┌─ THE RECORDS

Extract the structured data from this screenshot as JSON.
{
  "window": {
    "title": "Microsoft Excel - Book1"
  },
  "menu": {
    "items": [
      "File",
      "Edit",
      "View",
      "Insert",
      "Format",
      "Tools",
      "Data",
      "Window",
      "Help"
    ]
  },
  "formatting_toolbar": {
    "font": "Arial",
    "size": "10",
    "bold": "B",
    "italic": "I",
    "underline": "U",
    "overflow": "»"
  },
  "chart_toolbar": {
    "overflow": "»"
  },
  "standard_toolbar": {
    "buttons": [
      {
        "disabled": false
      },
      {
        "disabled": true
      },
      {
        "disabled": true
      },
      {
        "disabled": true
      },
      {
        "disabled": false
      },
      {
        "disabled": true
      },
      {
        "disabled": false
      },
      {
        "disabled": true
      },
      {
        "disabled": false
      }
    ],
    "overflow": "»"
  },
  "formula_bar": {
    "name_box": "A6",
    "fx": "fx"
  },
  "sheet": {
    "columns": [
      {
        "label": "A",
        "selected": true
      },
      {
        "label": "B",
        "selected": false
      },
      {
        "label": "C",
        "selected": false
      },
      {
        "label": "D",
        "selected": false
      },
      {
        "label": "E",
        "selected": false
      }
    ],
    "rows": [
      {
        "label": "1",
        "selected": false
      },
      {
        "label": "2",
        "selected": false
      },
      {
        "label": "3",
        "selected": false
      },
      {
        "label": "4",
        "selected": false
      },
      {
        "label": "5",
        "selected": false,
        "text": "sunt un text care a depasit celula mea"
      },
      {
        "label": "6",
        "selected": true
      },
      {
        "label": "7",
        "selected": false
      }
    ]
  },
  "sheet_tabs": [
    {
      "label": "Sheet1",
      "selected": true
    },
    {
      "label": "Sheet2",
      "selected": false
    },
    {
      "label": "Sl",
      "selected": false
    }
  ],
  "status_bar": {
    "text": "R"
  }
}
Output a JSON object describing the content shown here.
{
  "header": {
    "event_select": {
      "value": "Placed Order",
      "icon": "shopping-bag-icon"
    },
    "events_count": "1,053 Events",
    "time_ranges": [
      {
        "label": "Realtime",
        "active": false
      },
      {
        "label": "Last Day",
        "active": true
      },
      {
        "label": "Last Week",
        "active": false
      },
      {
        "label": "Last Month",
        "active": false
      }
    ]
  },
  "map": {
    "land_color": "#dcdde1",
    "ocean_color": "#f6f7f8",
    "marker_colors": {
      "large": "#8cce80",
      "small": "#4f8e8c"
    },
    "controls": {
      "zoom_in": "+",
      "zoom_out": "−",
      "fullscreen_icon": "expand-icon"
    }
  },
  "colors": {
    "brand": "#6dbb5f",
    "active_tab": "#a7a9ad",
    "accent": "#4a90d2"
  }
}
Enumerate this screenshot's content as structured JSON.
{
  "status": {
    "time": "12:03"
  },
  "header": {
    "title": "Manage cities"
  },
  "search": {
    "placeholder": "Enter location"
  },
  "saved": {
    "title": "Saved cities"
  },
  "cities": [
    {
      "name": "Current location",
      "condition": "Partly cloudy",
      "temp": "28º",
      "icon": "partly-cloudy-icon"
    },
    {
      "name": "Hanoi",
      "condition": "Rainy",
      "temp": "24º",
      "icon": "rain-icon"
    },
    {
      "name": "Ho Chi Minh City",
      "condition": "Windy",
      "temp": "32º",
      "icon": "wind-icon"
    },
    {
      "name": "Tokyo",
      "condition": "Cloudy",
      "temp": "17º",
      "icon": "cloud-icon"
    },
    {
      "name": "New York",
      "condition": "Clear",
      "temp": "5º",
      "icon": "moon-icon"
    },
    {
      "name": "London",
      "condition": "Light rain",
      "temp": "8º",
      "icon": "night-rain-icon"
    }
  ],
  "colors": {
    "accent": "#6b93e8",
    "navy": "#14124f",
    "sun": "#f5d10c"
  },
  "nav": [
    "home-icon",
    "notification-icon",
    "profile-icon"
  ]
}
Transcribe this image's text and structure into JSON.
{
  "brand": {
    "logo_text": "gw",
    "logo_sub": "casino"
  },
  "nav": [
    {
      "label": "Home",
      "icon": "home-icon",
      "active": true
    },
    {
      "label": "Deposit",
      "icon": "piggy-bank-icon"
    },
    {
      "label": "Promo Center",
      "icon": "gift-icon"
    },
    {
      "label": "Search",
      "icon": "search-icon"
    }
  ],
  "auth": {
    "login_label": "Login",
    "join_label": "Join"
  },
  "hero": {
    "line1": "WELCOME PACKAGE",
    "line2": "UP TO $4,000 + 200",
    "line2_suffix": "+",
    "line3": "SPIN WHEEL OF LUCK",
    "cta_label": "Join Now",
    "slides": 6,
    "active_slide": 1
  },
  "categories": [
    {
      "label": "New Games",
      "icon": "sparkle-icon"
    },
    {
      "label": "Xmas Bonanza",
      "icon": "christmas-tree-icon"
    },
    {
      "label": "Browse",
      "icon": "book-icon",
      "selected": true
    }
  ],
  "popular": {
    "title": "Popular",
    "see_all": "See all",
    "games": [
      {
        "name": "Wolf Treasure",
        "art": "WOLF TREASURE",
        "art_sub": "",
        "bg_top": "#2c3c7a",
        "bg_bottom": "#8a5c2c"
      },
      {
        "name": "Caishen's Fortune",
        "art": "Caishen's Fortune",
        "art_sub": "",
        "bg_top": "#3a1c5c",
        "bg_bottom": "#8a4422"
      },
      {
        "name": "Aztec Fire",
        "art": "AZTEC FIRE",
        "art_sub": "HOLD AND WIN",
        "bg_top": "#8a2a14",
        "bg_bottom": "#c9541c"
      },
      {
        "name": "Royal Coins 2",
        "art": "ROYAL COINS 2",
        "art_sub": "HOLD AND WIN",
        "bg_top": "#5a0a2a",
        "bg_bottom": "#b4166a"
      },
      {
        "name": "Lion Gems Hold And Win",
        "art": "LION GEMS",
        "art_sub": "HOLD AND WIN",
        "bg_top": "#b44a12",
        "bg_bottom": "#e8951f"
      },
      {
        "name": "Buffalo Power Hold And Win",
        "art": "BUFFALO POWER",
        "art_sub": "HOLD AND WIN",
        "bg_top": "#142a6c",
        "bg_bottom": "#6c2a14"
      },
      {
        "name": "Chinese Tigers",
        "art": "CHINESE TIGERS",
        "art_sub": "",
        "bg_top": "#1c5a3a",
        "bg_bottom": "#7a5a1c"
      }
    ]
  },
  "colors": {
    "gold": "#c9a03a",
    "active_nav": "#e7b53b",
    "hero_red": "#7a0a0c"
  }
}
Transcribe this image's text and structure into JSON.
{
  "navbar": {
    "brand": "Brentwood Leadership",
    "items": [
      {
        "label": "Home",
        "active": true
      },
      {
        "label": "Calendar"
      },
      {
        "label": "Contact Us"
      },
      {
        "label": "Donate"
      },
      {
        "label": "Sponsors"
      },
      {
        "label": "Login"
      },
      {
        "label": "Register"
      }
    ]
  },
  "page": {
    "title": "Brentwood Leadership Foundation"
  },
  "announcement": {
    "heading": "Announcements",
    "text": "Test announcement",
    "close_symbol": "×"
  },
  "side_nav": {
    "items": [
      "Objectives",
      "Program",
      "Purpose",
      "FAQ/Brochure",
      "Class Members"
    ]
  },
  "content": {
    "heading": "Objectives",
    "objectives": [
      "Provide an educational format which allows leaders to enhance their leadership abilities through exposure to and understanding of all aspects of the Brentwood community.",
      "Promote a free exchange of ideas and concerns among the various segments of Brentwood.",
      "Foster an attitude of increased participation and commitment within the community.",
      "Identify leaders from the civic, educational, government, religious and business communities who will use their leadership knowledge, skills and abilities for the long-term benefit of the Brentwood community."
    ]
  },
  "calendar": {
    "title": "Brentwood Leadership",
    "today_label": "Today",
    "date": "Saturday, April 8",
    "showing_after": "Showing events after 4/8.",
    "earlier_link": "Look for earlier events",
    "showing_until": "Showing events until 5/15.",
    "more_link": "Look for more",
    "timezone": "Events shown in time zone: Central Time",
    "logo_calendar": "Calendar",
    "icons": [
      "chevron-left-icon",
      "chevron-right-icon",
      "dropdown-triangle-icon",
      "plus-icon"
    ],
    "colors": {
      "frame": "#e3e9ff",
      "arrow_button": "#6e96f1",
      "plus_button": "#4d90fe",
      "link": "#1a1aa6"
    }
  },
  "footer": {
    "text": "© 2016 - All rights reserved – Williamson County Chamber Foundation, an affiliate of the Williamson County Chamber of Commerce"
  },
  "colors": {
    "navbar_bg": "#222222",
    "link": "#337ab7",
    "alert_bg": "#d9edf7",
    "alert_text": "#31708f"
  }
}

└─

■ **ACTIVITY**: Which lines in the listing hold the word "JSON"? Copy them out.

■ **ANSWER BELOW**:
Extract the structured data from this screenshot as JSON.
Output a JSON object describing the content shown here.
Enumerate this screenshot's content as structured JSON.
Transcribe this image's text and structure into JSON.
Transcribe this image's text and structure into JSON.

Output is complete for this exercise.